What the task requires —
All entries must be returned precisely as they appear.
########
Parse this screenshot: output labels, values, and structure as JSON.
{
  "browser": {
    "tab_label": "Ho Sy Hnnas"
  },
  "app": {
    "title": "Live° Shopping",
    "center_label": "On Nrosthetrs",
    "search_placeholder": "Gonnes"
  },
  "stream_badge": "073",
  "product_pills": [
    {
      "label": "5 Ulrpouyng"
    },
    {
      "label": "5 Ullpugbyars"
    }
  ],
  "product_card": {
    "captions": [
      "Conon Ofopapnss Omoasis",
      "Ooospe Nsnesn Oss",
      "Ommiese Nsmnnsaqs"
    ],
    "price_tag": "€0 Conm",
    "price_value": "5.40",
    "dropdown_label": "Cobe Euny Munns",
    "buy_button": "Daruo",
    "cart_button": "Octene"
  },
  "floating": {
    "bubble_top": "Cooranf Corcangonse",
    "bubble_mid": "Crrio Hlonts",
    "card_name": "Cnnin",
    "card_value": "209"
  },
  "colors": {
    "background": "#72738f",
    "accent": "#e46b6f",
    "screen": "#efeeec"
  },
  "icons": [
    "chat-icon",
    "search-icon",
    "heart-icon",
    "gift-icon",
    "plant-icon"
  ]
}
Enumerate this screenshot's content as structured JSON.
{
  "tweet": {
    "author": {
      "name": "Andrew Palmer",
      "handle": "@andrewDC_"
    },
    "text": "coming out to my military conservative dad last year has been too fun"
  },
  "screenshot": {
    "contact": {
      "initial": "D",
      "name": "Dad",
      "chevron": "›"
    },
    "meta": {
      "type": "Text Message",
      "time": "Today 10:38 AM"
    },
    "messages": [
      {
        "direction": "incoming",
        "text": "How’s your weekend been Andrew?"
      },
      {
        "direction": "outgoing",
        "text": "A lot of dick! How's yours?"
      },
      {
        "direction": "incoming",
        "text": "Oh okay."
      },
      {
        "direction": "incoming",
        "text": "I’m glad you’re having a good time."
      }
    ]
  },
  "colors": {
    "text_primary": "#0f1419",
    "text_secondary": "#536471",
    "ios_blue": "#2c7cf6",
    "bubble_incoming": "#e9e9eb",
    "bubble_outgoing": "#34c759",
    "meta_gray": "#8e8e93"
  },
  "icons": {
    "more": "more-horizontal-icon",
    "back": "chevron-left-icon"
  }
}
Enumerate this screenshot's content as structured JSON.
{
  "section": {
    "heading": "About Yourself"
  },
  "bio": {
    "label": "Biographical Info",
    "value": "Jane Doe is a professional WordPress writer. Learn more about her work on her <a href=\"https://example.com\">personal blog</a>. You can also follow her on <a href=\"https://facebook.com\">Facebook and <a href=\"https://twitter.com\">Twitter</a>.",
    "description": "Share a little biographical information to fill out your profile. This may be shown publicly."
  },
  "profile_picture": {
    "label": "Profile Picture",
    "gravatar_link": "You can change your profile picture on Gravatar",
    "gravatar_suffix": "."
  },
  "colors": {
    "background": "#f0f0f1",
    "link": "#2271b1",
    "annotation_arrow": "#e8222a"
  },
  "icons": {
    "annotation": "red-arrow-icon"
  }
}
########
Response to the exercise —
Parse this screenshot: output labels, values, and structure as JSON.
{
  "browser": {
    "tab_label": "Ho Sy Hnnas"
  },
  "app": {
    "title": "Live° Shopping",
    "center_label": "On Nrosthetrs",
    "search_placeholder": "Gonnes"
  },
  "stream_badge": "073",
  "product_pills": [
    {
      "label": "5 Ulrpouyng"
    },
    {
      "label": "5 Ullpugbyars"
    }
  ],
  "product_card": {
    "captions": [
      "Conon Ofopapnss Omoasis",
      "Ooospe Nsnesn Oss",
      "Ommiese Nsmnnsaqs"
    ],
    "price_tag": "€0 Conm",
    "price_value": "5.40",
    "dropdown_label": "Cobe Euny Munns",
    "buy_button": "Daruo",
    "cart_button": "Octene"
  },
  "floating": {
    "bubble_top": "Cooranf Corcangonse",
    "bubble_mid": "Crrio Hlonts",
    "card_name": "Cnnin",
    "card_value": "209"
  },
  "colors": {
    "background": "#72738f",
    "accent": "#e46b6f",
    "screen": "#efeeec"
  },
  "icons": [
    "chat-icon",
    "search-icon",
    "heart-icon",
    "gift-icon",
    "plant-icon"
  ]
}
Enumerate this screenshot's content as structured JSON.
{
  "tweet": {
    "author": {
      "name": "Andrew Palmer",
      "handle": "@andrewDC_"
    },
    "text": "coming out to my military conservative dad last year has been too fun"
  },
  "screenshot": {
    "contact": {
      "initial": "D",
      "name": "Dad",
      "chevron": "›"
    },
    "meta": {
      "type": "Text Message",
      "time": "Today 10:38 AM"
    },
    "messages": [
      {
        "direction": "incoming",
        "text": "How’s your weekend been Andrew?"
      },
      {
        "direction": "outgoing",
        "text": "A lot of dick! How's yours?"
      },
      {
        "direction": "incoming",
        "text": "Oh okay."
      },
      {
        "direction": "incoming",
        "text": "I’m glad you’re having a good time."
      }
    ]
  },
  "colors": {
    "text_primary": "#0f1419",
    "text_secondary": "#536471",
    "ios_blue": "#2c7cf6",
    "bubble_incoming": "#e9e9eb",
    "bubble_outgoing": "#34c759",
    "meta_gray": "#8e8e93"
  },
  "icons": {
    "more": "more-horizontal-icon",
    "back": "chevron-left-icon"
  }
}
Enumerate this screenshot's content as structured JSON.
{
  "section": {
    "heading": "About Yourself"
  },
  "bio": {
    "label": "Biographical Info",
    "value": "Jane Doe is a professional WordPress writer. Learn more about her work on her <a href=\"https://example.com\">personal blog</a>. You can also follow her on <a href=\"https://facebook.com\">Facebook and <a href=\"https://twitter.com\">Twitter</a>.",
    "description": "Share a little biographical information to fill out your profile. This may be shown publicly."
  },
  "profile_picture": {
    "label": "Profile Picture",
    "gravatar_link": "You can change your profile picture on Gravatar",
    "gravatar_suffix": "."
  },
  "colors": {
    "background": "#f0f0f1",
    "link": "#2271b1",
    "annotation_arrow": "#e8222a"
  },
  "icons": {
    "annotation": "red-arrow-icon"
  }
}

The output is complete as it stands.